┌──

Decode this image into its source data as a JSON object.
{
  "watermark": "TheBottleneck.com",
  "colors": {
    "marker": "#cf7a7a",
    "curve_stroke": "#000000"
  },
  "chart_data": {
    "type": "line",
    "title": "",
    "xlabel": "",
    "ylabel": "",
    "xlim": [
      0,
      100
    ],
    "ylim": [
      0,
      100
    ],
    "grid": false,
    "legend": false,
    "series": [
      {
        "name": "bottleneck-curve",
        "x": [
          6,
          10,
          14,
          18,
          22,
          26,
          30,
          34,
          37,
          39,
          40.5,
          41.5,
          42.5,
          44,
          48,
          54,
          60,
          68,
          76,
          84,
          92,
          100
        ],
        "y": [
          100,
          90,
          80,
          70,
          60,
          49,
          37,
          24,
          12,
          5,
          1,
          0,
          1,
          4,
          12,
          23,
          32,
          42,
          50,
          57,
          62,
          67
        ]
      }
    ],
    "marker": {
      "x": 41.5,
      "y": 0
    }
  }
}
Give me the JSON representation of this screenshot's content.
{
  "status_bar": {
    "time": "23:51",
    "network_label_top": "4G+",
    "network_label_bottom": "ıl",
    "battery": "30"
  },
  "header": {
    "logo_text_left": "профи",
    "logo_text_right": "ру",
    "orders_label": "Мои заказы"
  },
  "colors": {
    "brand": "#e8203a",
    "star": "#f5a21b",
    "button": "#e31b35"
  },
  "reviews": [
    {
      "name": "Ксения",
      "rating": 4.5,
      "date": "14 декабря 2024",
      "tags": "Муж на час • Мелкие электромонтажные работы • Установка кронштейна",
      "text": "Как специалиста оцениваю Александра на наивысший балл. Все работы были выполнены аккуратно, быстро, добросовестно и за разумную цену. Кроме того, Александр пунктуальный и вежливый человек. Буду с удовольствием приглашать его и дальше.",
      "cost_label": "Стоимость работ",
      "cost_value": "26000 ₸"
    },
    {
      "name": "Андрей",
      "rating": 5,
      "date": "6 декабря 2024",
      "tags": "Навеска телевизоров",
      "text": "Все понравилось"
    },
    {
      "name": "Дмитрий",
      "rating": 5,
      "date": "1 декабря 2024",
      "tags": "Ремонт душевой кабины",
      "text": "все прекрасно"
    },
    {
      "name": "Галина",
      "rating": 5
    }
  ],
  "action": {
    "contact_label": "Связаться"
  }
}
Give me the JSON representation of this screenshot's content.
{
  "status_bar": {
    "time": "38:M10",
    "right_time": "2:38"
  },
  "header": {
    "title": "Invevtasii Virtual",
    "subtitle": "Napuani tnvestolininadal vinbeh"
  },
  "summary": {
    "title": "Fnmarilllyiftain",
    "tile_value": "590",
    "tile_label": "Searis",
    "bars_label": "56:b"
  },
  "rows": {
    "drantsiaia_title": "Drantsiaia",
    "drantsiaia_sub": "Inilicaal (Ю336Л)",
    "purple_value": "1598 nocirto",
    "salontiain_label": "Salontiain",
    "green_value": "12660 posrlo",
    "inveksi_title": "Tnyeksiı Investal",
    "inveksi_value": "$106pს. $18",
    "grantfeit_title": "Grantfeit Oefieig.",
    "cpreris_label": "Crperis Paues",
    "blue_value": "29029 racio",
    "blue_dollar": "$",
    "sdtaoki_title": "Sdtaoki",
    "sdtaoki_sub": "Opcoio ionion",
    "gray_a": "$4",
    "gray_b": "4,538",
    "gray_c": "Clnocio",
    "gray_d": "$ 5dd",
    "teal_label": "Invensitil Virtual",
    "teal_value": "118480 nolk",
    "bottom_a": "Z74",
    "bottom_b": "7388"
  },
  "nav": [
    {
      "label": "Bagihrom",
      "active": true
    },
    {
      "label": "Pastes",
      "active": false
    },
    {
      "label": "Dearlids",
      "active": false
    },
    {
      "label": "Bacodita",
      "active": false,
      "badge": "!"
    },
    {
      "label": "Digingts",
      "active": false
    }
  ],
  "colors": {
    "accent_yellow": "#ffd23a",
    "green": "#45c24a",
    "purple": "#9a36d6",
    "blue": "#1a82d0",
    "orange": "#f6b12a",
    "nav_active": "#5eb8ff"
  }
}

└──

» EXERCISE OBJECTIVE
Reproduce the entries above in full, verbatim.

» PROBLEM SOLUTION
Decode this image into its source data as a JSON object.
{
  "watermark": "TheBottleneck.com",
  "colors": {
    "marker": "#cf7a7a",
    "curve_stroke": "#000000"
  },
  "chart_data": {
    "type": "line",
    "title": "",
    "xlabel": "",
    "ylabel": "",
    "xlim": [
      0,
      100
    ],
    "ylim": [
      0,
      100
    ],
    "grid": false,
    "legend": false,
    "series": [
      {
        "name": "bottleneck-curve",
        "x": [
          6,
          10,
          14,
          18,
          22,
          26,
          30,
          34,
          37,
          39,
          40.5,
          41.5,
          42.5,
          44,
          48,
          54,
          60,
          68,
          76,
          84,
          92,
          100
        ],
        "y": [
          100,
          90,
          80,
          70,
          60,
          49,
          37,
          24,
          12,
          5,
          1,
          0,
          1,
          4,
          12,
          23,
          32,
          42,
          50,
          57,
          62,
          67
        ]
      }
    ],
    "marker": {
      "x": 41.5,
      "y": 0
    }
  }
}
Give me the JSON representation of this screenshot's content.
{
  "status_bar": {
    "time": "23:51",
    "network_label_top": "4G+",
    "network_label_bottom": "ıl",
    "battery": "30"
  },
  "header": {
    "logo_text_left": "профи",
    "logo_text_right": "ру",
    "orders_label": "Мои заказы"
  },
  "colors": {
    "brand": "#e8203a",
    "star": "#f5a21b",
    "button": "#e31b35"
  },
  "reviews": [
    {
      "name": "Ксения",
      "rating": 4.5,
      "date": "14 декабря 2024",
      "tags": "Муж на час • Мелкие электромонтажные работы • Установка кронштейна",
      "text": "Как специалиста оцениваю Александра на наивысший балл. Все работы были выполнены аккуратно, быстро, добросовестно и за разумную цену. Кроме того, Александр пунктуальный и вежливый человек. Буду с удовольствием приглашать его и дальше.",
      "cost_label": "Стоимость работ",
      "cost_value": "26000 ₸"
    },
    {
      "name": "Андрей",
      "rating": 5,
      "date": "6 декабря 2024",
      "tags": "Навеска телевизоров",
      "text": "Все понравилось"
    },
    {
      "name": "Дмитрий",
      "rating": 5,
      "date": "1 декабря 2024",
      "tags": "Ремонт душевой кабины",
      "text": "все прекрасно"
    },
    {
      "name": "Галина",
      "rating": 5
    }
  ],
  "action": {
    "contact_label": "Связаться"
  }
}
Give me the JSON representation of this screenshot's content.
{
  "status_bar": {
    "time": "38:M10",
    "right_time": "2:38"
  },
  "header": {
    "title": "Invevtasii Virtual",
    "subtitle": "Napuani tnvestolininadal vinbeh"
  },
  "summary": {
    "title": "Fnmarilllyiftain",
    "tile_value": "590",
    "tile_label": "Searis",
    "bars_label": "56:b"
  },
  "rows": {
    "drantsiaia_title": "Drantsiaia",
    "drantsiaia_sub": "Inilicaal (Ю336Л)",
    "purple_value": "1598 nocirto",
    "salontiain_label": "Salontiain",
    "green_value": "12660 posrlo",
    "inveksi_title": "Tnyeksiı Investal",
    "inveksi_value": "$106pს. $18",
    "grantfeit_title": "Grantfeit Oefieig.",
    "cpreris_label": "Crperis Paues",
    "blue_value": "29029 racio",
    "blue_dollar": "$",
    "sdtaoki_title": "Sdtaoki",
    "sdtaoki_sub": "Opcoio ionion",
    "gray_a": "$4",
    "gray_b": "4,538",
    "gray_c": "Clnocio",
    "gray_d": "$ 5dd",
    "teal_label": "Invensitil Virtual",
    "teal_value": "118480 nolk",
    "bottom_a": "Z74",
    "bottom_b": "7388"
  },
  "nav": [
    {
      "label": "Bagihrom",
      "active": true
    },
    {
      "label": "Pastes",
      "active": false
    },
    {
      "label": "Dearlids",
      "active": false
    },
    {
      "label": "Bacodita",
      "active": false,
      "badge": "!"
    },
    {
      "label": "Digingts",
      "active": false
    }
  ],
  "colors": {
    "accent_yellow": "#ffd23a",
    "green": "#45c24a",
    "purple": "#9a36d6",
    "blue": "#1a82d0",
    "orange": "#f6b12a",
    "nav_active": "#5eb8ff"
  }
}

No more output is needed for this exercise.